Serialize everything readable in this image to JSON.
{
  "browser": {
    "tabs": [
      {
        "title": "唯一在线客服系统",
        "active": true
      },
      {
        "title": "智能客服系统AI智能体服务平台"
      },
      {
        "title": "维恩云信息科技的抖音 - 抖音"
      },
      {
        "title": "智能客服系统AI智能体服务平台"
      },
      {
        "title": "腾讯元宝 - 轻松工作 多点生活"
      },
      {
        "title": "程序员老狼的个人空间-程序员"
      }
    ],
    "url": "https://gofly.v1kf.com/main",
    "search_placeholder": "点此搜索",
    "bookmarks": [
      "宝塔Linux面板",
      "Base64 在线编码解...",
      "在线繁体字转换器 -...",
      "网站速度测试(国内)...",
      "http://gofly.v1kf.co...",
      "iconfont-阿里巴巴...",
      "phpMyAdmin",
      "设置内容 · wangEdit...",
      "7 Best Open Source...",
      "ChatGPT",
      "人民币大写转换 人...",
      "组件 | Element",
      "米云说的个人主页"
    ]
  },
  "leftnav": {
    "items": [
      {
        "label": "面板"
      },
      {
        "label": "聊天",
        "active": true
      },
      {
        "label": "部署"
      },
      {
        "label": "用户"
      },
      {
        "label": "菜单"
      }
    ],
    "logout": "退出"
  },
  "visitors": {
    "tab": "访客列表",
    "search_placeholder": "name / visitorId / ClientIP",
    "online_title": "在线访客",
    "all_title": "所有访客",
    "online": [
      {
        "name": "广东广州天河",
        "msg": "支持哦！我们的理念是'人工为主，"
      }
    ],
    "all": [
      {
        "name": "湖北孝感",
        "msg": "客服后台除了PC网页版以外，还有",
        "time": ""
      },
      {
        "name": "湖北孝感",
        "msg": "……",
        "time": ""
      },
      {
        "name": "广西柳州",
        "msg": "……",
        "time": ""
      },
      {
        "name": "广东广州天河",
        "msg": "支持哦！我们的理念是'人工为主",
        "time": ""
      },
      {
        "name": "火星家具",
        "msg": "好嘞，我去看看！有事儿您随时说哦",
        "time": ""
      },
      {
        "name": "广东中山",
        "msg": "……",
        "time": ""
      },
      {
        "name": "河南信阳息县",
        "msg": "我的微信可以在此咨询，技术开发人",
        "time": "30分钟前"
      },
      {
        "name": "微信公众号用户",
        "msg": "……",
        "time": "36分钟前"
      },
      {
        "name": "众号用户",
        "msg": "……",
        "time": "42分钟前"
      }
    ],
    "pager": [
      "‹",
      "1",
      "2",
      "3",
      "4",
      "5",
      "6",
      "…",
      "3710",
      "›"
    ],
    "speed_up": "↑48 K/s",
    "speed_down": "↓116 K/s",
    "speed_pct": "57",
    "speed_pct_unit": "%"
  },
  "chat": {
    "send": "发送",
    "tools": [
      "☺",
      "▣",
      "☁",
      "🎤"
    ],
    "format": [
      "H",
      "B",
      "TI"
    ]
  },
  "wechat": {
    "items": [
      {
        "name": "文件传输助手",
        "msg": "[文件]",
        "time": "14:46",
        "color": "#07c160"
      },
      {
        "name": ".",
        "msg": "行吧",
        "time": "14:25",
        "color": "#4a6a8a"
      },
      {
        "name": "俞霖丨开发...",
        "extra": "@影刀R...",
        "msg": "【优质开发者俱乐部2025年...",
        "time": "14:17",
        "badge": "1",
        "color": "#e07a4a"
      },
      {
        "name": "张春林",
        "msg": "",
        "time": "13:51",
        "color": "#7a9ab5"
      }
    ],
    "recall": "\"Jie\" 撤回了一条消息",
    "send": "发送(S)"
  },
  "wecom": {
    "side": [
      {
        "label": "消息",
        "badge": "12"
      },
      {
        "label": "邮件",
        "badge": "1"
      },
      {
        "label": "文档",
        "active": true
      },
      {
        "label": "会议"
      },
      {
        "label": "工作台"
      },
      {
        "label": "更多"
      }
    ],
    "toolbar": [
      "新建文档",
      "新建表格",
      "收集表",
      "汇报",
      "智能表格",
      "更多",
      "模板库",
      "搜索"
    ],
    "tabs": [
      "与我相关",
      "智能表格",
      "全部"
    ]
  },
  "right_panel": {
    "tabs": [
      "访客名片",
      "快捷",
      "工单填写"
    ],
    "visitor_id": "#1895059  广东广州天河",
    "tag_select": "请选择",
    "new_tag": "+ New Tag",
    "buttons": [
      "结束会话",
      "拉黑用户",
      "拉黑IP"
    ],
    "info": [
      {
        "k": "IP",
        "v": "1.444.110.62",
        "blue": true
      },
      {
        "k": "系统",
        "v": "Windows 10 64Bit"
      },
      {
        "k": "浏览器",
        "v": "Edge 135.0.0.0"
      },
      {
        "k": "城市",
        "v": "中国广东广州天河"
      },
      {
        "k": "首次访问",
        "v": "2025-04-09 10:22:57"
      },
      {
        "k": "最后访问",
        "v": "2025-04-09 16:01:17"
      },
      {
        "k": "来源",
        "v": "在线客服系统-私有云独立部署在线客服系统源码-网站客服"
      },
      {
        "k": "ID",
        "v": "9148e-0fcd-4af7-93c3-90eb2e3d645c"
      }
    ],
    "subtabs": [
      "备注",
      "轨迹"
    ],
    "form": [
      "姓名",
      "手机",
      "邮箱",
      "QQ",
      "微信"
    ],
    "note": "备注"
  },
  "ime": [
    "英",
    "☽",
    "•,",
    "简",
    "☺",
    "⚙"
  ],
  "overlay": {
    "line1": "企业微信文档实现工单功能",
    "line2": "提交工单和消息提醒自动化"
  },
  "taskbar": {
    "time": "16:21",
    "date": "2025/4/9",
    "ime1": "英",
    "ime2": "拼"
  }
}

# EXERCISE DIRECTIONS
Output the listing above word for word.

# OUTPUT BELOW
Serialize everything readable in this image to JSON.
{
  "browser": {
    "tabs": [
      {
        "title": "唯一在线客服系统",
        "active": true
      },
      {
        "title": "智能客服系统AI智能体服务平台"
      },
      {
        "title": "维恩云信息科技的抖音 - 抖音"
      },
      {
        "title": "智能客服系统AI智能体服务平台"
      },
      {
        "title": "腾讯元宝 - 轻松工作 多点生活"
      },
      {
        "title": "程序员老狼的个人空间-程序员"
      }
    ],
    "url": "https://gofly.v1kf.com/main",
    "search_placeholder": "点此搜索",
    "bookmarks": [
      "宝塔Linux面板",
      "Base64 在线编码解...",
      "在线繁体字转换器 -...",
      "网站速度测试(国内)...",
      "http://gofly.v1kf.co...",
      "iconfont-阿里巴巴...",
      "phpMyAdmin",
      "设置内容 · wangEdit...",
      "7 Best Open Source...",
      "ChatGPT",
      "人民币大写转换 人...",
      "组件 | Element",
      "米云说的个人主页"
    ]
  },
  "leftnav": {
    "items": [
      {
        "label": "面板"
      },
      {
        "label": "聊天",
        "active": true
      },
      {
        "label": "部署"
      },
      {
        "label": "用户"
      },
      {
        "label": "菜单"
      }
    ],
    "logout": "退出"
  },
  "visitors": {
    "tab": "访客列表",
    "search_placeholder": "name / visitorId / ClientIP",
    "online_title": "在线访客",
    "all_title": "所有访客",
    "online": [
      {
        "name": "广东广州天河",
        "msg": "支持哦！我们的理念是'人工为主，"
      }
    ],
    "all": [
      {
        "name": "湖北孝感",
        "msg": "客服后台除了PC网页版以外，还有",
        "time": ""
      },
      {
        "name": "湖北孝感",
        "msg": "……",
        "time": ""
      },
      {
        "name": "广西柳州",
        "msg": "……",
        "time": ""
      },
      {
        "name": "广东广州天河",
        "msg": "支持哦！我们的理念是'人工为主",
        "time": ""
      },
      {
        "name": "火星家具",
        "msg": "好嘞，我去看看！有事儿您随时说哦",
        "time": ""
      },
      {
        "name": "广东中山",
        "msg": "……",
        "time": ""
      },
      {
        "name": "河南信阳息县",
        "msg": "我的微信可以在此咨询，技术开发人",
        "time": "30分钟前"
      },
      {
        "name": "微信公众号用户",
        "msg": "……",
        "time": "36分钟前"
      },
      {
        "name": "众号用户",
        "msg": "……",
        "time": "42分钟前"
      }
    ],
    "pager": [
      "‹",
      "1",
      "2",
      "3",
      "4",
      "5",
      "6",
      "…",
      "3710",
      "›"
    ],
    "speed_up": "↑48 K/s",
    "speed_down": "↓116 K/s",
    "speed_pct": "57",
    "speed_pct_unit": "%"
  },
  "chat": {
    "send": "发送",
    "tools": [
      "☺",
      "▣",
      "☁",
      "🎤"
    ],
    "format": [
      "H",
      "B",
      "TI"
    ]
  },
  "wechat": {
    "items": [
      {
        "name": "文件传输助手",
        "msg": "[文件]",
        "time": "14:46",
        "color": "#07c160"
      },
      {
        "name": ".",
        "msg": "行吧",
        "time": "14:25",
        "color": "#4a6a8a"
      },
      {
        "name": "俞霖丨开发...",
        "extra": "@影刀R...",
        "msg": "【优质开发者俱乐部2025年...",
        "time": "14:17",
        "badge": "1",
        "color": "#e07a4a"
      },
      {
        "name": "张春林",
        "msg": "",
        "time": "13:51",
        "color": "#7a9ab5"
      }
    ],
    "recall": "\"Jie\" 撤回了一条消息",
    "send": "发送(S)"
  },
  "wecom": {
    "side": [
      {
        "label": "消息",
        "badge": "12"
      },
      {
        "label": "邮件",
        "badge": "1"
      },
      {
        "label": "文档",
        "active": true
      },
      {
        "label": "会议"
      },
      {
        "label": "工作台"
      },
      {
        "label": "更多"
      }
    ],
    "toolbar": [
      "新建文档",
      "新建表格",
      "收集表",
      "汇报",
      "智能表格",
      "更多",
      "模板库",
      "搜索"
    ],
    "tabs": [
      "与我相关",
      "智能表格",
      "全部"
    ]
  },
  "right_panel": {
    "tabs": [
      "访客名片",
      "快捷",
      "工单填写"
    ],
    "visitor_id": "#1895059  广东广州天河",
    "tag_select": "请选择",
    "new_tag": "+ New Tag",
    "buttons": [
      "结束会话",
      "拉黑用户",
      "拉黑IP"
    ],
    "info": [
      {
        "k": "IP",
        "v": "1.444.110.62",
        "blue": true
      },
      {
        "k": "系统",
        "v": "Windows 10 64Bit"
      },
      {
        "k": "浏览器",
        "v": "Edge 135.0.0.0"
      },
      {
        "k": "城市",
        "v": "中国广东广州天河"
      },
      {
        "k": "首次访问",
        "v": "2025-04-09 10:22:57"
      },
      {
        "k": "最后访问",
        "v": "2025-04-09 16:01:17"
      },
      {
        "k": "来源",
        "v": "在线客服系统-私有云独立部署在线客服系统源码-网站客服"
      },
      {
        "k": "ID",
        "v": "9148e-0fcd-4af7-93c3-90eb2e3d645c"
      }
    ],
    "subtabs": [
      "备注",
      "轨迹"
    ],
    "form": [
      "姓名",
      "手机",
      "邮箱",
      "QQ",
      "微信"
    ],
    "note": "备注"
  },
  "ime": [
    "英",
    "☽",
    "•,",
    "简",
    "☺",
    "⚙"
  ],
  "overlay": {
    "line1": "企业微信文档实现工单功能",
    "line2": "提交工单和消息提醒自动化"
  },
  "taskbar": {
    "time": "16:21",
    "date": "2025/4/9",
    "ime1": "英",
    "ime2": "拼"
  }
}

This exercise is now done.